**What needs to be done**
Everything in the entries below must be reproduced exactly, except the images.

── Entries shown

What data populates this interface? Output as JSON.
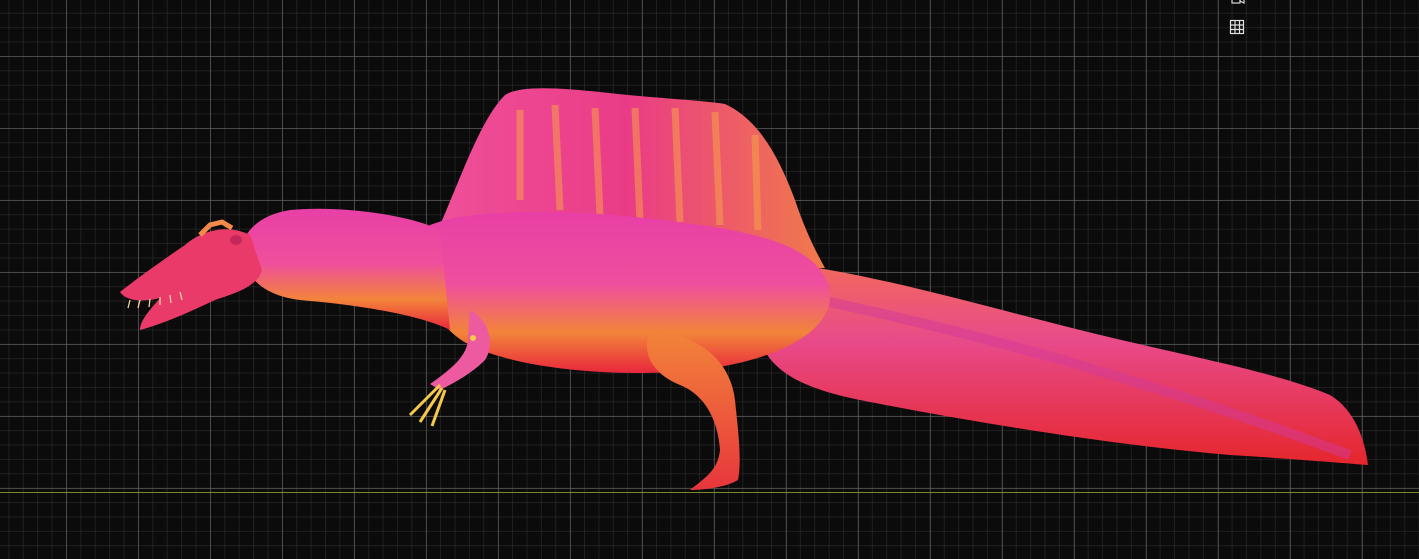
{
  "viewport": {
    "background_color": "#0b0b0b",
    "grid_color": "#6e6e6e",
    "ground_line_color": "#7a8a2a"
  },
  "model": {
    "subject": "spinosaurus-sculpt",
    "shading": "normal-map-matcap",
    "colors": {
      "base_red": "#e8273c",
      "magenta": "#e83fa6",
      "orange": "#f2843a",
      "yellow": "#f6c94a"
    }
  },
  "toolbar": {
    "icons": [
      "camera-icon",
      "grid-toggle-icon"
    ]
  }
}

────

**Response to this task**
What data populates this interface? Output as JSON.
{
  "viewport": {
    "background_color": "#0b0b0b",
    "grid_color": "#6e6e6e",
    "ground_line_color": "#7a8a2a"
  },
  "model": {
    "subject": "spinosaurus-sculpt",
    "shading": "normal-map-matcap",
    "colors": {
      "base_red": "#e8273c",
      "magenta": "#e83fa6",
      "orange": "#f2843a",
      "yellow": "#f6c94a"
    }
  },
  "toolbar": {
    "icons": [
      "camera-icon",
      "grid-toggle-icon"
    ]
  }
}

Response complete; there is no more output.